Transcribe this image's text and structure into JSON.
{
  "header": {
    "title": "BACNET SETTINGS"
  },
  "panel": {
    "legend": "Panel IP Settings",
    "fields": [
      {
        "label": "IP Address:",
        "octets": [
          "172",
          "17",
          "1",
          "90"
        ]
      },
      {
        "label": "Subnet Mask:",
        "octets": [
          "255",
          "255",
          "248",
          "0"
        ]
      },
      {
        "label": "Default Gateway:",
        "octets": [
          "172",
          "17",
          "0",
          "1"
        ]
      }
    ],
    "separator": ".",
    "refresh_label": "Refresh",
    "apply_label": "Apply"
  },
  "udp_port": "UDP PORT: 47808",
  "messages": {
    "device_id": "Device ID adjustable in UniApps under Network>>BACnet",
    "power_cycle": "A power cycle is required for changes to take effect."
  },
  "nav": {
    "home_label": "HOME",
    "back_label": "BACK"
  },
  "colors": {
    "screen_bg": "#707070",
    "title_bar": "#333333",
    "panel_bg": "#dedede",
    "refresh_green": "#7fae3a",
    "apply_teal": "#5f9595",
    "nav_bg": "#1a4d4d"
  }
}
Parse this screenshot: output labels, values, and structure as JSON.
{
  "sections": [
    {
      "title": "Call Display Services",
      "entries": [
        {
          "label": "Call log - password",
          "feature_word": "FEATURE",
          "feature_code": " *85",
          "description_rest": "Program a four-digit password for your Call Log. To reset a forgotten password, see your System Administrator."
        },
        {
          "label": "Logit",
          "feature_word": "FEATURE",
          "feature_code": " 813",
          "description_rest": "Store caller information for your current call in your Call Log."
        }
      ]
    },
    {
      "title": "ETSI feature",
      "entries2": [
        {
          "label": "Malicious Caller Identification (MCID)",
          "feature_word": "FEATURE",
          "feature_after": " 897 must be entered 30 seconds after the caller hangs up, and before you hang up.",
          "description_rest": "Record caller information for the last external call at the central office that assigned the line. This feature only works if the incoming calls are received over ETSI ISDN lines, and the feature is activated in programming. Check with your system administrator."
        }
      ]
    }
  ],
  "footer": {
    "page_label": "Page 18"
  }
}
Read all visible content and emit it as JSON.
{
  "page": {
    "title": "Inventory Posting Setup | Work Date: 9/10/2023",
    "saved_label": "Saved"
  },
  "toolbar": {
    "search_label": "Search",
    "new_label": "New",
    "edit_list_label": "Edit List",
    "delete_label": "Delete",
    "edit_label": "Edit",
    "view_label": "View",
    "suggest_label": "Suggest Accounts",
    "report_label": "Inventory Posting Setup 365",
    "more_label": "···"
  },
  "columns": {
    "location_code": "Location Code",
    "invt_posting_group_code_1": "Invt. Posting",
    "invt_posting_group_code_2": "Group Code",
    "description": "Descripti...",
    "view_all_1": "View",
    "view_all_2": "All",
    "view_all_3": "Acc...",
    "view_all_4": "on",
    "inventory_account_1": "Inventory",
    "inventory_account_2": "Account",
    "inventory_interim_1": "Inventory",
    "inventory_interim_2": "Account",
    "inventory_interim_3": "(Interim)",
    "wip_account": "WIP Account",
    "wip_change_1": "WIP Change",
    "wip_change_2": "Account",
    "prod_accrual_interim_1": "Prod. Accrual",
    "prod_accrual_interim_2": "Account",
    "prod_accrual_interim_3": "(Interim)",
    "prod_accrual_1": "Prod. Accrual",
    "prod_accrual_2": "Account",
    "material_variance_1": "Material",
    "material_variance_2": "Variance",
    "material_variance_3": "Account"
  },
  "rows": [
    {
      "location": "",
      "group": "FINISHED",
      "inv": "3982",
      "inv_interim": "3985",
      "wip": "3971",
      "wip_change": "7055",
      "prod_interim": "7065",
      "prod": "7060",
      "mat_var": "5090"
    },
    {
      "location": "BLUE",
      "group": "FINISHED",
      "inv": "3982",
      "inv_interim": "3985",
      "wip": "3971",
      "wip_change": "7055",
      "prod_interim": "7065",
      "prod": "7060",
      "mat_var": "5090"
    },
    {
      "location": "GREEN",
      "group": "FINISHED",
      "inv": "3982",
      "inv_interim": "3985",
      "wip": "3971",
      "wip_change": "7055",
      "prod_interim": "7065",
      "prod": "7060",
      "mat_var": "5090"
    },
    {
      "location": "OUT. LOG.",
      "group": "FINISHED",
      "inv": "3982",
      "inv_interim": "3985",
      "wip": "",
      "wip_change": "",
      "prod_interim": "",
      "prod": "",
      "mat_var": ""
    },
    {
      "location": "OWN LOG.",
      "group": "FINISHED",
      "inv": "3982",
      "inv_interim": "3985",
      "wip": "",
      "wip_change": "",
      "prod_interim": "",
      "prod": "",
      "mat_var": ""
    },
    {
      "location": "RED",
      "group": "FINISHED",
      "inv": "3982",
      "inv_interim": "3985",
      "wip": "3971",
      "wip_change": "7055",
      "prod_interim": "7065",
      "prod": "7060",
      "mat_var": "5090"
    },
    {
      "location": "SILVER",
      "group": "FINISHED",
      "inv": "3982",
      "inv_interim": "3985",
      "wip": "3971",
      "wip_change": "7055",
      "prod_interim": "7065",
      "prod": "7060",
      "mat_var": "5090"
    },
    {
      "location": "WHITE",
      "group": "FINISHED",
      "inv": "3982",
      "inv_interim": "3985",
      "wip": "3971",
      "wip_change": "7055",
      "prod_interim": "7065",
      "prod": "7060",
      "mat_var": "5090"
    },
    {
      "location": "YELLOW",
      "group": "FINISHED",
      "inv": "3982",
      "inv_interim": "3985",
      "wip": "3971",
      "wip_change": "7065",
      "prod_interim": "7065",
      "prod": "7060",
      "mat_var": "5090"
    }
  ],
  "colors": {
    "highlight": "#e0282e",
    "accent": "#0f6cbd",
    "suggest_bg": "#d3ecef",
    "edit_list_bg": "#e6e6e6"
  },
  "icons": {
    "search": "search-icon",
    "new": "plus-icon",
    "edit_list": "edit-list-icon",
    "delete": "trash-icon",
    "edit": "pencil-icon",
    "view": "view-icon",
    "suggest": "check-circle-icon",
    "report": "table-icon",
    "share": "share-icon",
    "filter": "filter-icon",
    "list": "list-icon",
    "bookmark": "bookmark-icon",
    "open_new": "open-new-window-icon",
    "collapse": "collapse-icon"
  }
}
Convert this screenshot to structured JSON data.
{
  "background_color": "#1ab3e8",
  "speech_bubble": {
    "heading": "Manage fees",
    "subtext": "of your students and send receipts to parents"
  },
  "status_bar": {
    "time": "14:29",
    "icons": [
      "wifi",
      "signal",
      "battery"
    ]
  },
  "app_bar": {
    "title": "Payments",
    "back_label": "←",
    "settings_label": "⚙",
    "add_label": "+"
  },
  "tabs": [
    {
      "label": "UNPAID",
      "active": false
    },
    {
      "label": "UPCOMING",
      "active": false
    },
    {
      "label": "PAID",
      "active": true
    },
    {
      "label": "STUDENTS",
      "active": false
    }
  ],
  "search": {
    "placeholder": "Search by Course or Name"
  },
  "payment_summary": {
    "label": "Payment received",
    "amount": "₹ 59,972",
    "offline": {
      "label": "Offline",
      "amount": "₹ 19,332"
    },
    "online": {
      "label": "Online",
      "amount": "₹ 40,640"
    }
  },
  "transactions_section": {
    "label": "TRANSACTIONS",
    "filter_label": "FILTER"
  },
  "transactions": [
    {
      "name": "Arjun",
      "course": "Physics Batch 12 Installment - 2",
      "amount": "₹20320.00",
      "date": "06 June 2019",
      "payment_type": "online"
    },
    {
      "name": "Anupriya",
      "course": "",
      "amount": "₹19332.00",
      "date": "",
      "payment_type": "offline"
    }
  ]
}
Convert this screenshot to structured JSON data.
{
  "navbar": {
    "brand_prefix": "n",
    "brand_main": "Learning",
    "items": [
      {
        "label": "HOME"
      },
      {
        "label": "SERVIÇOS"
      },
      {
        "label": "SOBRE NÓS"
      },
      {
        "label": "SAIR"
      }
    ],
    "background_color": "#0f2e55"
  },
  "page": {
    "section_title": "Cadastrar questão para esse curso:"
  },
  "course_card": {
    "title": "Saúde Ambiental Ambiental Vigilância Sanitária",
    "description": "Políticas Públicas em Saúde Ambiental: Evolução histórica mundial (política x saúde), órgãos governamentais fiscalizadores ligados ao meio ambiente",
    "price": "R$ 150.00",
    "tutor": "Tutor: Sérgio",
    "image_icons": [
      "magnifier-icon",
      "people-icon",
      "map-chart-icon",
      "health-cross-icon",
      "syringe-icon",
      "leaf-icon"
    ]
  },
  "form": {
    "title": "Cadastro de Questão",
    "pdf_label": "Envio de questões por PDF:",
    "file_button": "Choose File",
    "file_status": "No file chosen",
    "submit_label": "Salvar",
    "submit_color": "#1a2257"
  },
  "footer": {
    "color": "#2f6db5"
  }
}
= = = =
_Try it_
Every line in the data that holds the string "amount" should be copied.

_Completed task_
    "amount": "₹ 59,972",
      "amount": "₹ 19,332"
      "amount": "₹ 40,640"
      "amount": "₹20320.00",
      "amount": "₹19332.00",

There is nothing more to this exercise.